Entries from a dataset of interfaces

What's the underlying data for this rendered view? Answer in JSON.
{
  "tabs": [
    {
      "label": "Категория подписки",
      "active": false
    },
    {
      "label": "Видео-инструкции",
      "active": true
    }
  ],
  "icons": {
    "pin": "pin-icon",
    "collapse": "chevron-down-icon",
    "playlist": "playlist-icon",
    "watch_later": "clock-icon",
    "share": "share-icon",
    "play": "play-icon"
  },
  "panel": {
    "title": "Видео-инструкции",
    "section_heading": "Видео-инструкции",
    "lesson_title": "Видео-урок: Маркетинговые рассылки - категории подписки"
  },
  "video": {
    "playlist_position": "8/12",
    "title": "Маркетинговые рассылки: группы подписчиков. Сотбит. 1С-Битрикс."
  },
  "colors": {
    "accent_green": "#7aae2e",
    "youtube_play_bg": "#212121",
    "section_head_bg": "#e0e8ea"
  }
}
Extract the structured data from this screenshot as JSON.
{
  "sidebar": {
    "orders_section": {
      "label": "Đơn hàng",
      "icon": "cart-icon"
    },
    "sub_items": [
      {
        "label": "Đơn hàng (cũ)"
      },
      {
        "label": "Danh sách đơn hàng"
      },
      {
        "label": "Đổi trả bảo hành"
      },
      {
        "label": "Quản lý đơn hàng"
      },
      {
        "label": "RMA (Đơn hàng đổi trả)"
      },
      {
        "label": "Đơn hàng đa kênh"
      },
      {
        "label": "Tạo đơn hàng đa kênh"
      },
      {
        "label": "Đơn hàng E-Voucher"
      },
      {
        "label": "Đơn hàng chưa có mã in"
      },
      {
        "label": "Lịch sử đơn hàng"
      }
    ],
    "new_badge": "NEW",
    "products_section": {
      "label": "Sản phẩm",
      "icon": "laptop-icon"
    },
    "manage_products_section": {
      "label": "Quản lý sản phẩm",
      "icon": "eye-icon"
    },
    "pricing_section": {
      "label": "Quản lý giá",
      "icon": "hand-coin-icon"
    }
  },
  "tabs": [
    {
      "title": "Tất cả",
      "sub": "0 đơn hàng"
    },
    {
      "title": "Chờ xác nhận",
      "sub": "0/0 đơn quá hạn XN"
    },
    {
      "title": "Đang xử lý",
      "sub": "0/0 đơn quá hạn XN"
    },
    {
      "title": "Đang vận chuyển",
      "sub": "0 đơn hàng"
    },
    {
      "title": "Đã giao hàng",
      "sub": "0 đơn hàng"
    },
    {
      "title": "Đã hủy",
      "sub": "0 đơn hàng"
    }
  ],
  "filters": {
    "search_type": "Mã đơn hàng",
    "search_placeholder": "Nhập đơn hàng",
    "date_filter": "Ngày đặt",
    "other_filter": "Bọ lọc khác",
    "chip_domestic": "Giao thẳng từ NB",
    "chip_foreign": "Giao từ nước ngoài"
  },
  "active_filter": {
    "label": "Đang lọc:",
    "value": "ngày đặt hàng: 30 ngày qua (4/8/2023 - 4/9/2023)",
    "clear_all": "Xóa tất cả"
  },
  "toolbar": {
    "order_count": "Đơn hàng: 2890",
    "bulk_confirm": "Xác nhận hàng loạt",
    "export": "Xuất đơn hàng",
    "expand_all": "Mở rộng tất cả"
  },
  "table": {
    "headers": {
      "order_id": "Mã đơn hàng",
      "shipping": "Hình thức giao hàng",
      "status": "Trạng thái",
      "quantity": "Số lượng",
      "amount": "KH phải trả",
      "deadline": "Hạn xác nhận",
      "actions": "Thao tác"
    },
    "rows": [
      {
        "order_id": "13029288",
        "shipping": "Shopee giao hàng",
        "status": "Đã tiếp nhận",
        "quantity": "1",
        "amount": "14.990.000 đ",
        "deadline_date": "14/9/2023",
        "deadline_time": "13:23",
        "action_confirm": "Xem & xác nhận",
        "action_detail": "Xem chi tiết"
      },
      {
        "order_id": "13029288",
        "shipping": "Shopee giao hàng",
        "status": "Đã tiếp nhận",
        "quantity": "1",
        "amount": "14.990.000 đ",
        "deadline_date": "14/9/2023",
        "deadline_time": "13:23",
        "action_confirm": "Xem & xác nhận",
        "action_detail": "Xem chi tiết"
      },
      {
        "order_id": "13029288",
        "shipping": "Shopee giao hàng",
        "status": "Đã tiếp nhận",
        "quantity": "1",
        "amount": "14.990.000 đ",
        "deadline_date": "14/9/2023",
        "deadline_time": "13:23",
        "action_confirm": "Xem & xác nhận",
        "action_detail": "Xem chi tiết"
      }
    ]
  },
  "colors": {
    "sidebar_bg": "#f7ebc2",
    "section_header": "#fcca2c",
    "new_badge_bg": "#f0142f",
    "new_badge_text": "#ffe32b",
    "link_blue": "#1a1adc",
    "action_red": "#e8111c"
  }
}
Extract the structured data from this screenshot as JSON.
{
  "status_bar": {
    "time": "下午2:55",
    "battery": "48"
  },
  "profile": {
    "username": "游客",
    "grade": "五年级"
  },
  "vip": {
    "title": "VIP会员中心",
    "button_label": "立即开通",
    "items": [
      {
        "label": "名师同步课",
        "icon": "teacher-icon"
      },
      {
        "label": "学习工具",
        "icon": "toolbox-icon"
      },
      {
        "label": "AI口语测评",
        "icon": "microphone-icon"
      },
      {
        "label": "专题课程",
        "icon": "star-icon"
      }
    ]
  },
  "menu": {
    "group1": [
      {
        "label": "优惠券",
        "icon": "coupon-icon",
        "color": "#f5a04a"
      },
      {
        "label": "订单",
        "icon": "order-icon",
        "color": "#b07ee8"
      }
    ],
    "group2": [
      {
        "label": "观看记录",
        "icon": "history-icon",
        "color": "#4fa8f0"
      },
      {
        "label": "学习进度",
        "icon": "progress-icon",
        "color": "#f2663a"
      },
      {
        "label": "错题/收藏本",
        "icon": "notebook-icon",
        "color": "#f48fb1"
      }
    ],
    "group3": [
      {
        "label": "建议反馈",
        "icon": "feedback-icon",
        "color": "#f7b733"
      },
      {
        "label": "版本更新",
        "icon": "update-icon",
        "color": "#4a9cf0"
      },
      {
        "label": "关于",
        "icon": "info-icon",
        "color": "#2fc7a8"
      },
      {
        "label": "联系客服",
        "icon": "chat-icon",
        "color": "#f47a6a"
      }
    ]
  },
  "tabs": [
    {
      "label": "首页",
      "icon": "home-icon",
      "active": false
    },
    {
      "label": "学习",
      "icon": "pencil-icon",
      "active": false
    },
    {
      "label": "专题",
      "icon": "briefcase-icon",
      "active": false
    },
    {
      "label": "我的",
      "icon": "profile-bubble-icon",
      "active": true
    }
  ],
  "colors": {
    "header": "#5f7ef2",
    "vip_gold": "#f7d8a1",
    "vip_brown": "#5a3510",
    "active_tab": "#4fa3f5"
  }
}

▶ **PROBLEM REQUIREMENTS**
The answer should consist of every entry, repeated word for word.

▶ **RESULT FOR THIS TASK**
What's the underlying data for this rendered view? Answer in JSON.
{
  "tabs": [
    {
      "label": "Категория подписки",
      "active": false
    },
    {
      "label": "Видео-инструкции",
      "active": true
    }
  ],
  "icons": {
    "pin": "pin-icon",
    "collapse": "chevron-down-icon",
    "playlist": "playlist-icon",
    "watch_later": "clock-icon",
    "share": "share-icon",
    "play": "play-icon"
  },
  "panel": {
    "title": "Видео-инструкции",
    "section_heading": "Видео-инструкции",
    "lesson_title": "Видео-урок: Маркетинговые рассылки - категории подписки"
  },
  "video": {
    "playlist_position": "8/12",
    "title": "Маркетинговые рассылки: группы подписчиков. Сотбит. 1С-Битрикс."
  },
  "colors": {
    "accent_green": "#7aae2e",
    "youtube_play_bg": "#212121",
    "section_head_bg": "#e0e8ea"
  }
}
Extract the structured data from this screenshot as JSON.
{
  "sidebar": {
    "orders_section": {
      "label": "Đơn hàng",
      "icon": "cart-icon"
    },
    "sub_items": [
      {
        "label": "Đơn hàng (cũ)"
      },
      {
        "label": "Danh sách đơn hàng"
      },
      {
        "label": "Đổi trả bảo hành"
      },
      {
        "label": "Quản lý đơn hàng"
      },
      {
        "label": "RMA (Đơn hàng đổi trả)"
      },
      {
        "label": "Đơn hàng đa kênh"
      },
      {
        "label": "Tạo đơn hàng đa kênh"
      },
      {
        "label": "Đơn hàng E-Voucher"
      },
      {
        "label": "Đơn hàng chưa có mã in"
      },
      {
        "label": "Lịch sử đơn hàng"
      }
    ],
    "new_badge": "NEW",
    "products_section": {
      "label": "Sản phẩm",
      "icon": "laptop-icon"
    },
    "manage_products_section": {
      "label": "Quản lý sản phẩm",
      "icon": "eye-icon"
    },
    "pricing_section": {
      "label": "Quản lý giá",
      "icon": "hand-coin-icon"
    }
  },
  "tabs": [
    {
      "title": "Tất cả",
      "sub": "0 đơn hàng"
    },
    {
      "title": "Chờ xác nhận",
      "sub": "0/0 đơn quá hạn XN"
    },
    {
      "title": "Đang xử lý",
      "sub": "0/0 đơn quá hạn XN"
    },
    {
      "title": "Đang vận chuyển",
      "sub": "0 đơn hàng"
    },
    {
      "title": "Đã giao hàng",
      "sub": "0 đơn hàng"
    },
    {
      "title": "Đã hủy",
      "sub": "0 đơn hàng"
    }
  ],
  "filters": {
    "search_type": "Mã đơn hàng",
    "search_placeholder": "Nhập đơn hàng",
    "date_filter": "Ngày đặt",
    "other_filter": "Bọ lọc khác",
    "chip_domestic": "Giao thẳng từ NB",
    "chip_foreign": "Giao từ nước ngoài"
  },
  "active_filter": {
    "label": "Đang lọc:",
    "value": "ngày đặt hàng: 30 ngày qua (4/8/2023 - 4/9/2023)",
    "clear_all": "Xóa tất cả"
  },
  "toolbar": {
    "order_count": "Đơn hàng: 2890",
    "bulk_confirm": "Xác nhận hàng loạt",
    "export": "Xuất đơn hàng",
    "expand_all": "Mở rộng tất cả"
  },
  "table": {
    "headers": {
      "order_id": "Mã đơn hàng",
      "shipping": "Hình thức giao hàng",
      "status": "Trạng thái",
      "quantity": "Số lượng",
      "amount": "KH phải trả",
      "deadline": "Hạn xác nhận",
      "actions": "Thao tác"
    },
    "rows": [
      {
        "order_id": "13029288",
        "shipping": "Shopee giao hàng",
        "status": "Đã tiếp nhận",
        "quantity": "1",
        "amount": "14.990.000 đ",
        "deadline_date": "14/9/2023",
        "deadline_time": "13:23",
        "action_confirm": "Xem & xác nhận",
        "action_detail": "Xem chi tiết"
      },
      {
        "order_id": "13029288",
        "shipping": "Shopee giao hàng",
        "status": "Đã tiếp nhận",
        "quantity": "1",
        "amount": "14.990.000 đ",
        "deadline_date": "14/9/2023",
        "deadline_time": "13:23",
        "action_confirm": "Xem & xác nhận",
        "action_detail": "Xem chi tiết"
      },
      {
        "order_id": "13029288",
        "shipping": "Shopee giao hàng",
        "status": "Đã tiếp nhận",
        "quantity": "1",
        "amount": "14.990.000 đ",
        "deadline_date": "14/9/2023",
        "deadline_time": "13:23",
        "action_confirm": "Xem & xác nhận",
        "action_detail": "Xem chi tiết"
      }
    ]
  },
  "colors": {
    "sidebar_bg": "#f7ebc2",
    "section_header": "#fcca2c",
    "new_badge_bg": "#f0142f",
    "new_badge_text": "#ffe32b",
    "link_blue": "#1a1adc",
    "action_red": "#e8111c"
  }
}
Extract the structured data from this screenshot as JSON.
{
  "status_bar": {
    "time": "下午2:55",
    "battery": "48"
  },
  "profile": {
    "username": "游客",
    "grade": "五年级"
  },
  "vip": {
    "title": "VIP会员中心",
    "button_label": "立即开通",
    "items": [
      {
        "label": "名师同步课",
        "icon": "teacher-icon"
      },
      {
        "label": "学习工具",
        "icon": "toolbox-icon"
      },
      {
        "label": "AI口语测评",
        "icon": "microphone-icon"
      },
      {
        "label": "专题课程",
        "icon": "star-icon"
      }
    ]
  },
  "menu": {
    "group1": [
      {
        "label": "优惠券",
        "icon": "coupon-icon",
        "color": "#f5a04a"
      },
      {
        "label": "订单",
        "icon": "order-icon",
        "color": "#b07ee8"
      }
    ],
    "group2": [
      {
        "label": "观看记录",
        "icon": "history-icon",
        "color": "#4fa8f0"
      },
      {
        "label": "学习进度",
        "icon": "progress-icon",
        "color": "#f2663a"
      },
      {
        "label": "错题/收藏本",
        "icon": "notebook-icon",
        "color": "#f48fb1"
      }
    ],
    "group3": [
      {
        "label": "建议反馈",
        "icon": "feedback-icon",
        "color": "#f7b733"
      },
      {
        "label": "版本更新",
        "icon": "update-icon",
        "color": "#4a9cf0"
      },
      {
        "label": "关于",
        "icon": "info-icon",
        "color": "#2fc7a8"
      },
      {
        "label": "联系客服",
        "icon": "chat-icon",
        "color": "#f47a6a"
      }
    ]
  },
  "tabs": [
    {
      "label": "首页",
      "icon": "home-icon",
      "active": false
    },
    {
      "label": "学习",
      "icon": "pencil-icon",
      "active": false
    },
    {
      "label": "专题",
      "icon": "briefcase-icon",
      "active": false
    },
    {
      "label": "我的",
      "icon": "profile-bubble-icon",
      "active": true
    }
  ],
  "colors": {
    "header": "#5f7ef2",
    "vip_gold": "#f7d8a1",
    "vip_brown": "#5a3510",
    "active_tab": "#4fa3f5"
  }
}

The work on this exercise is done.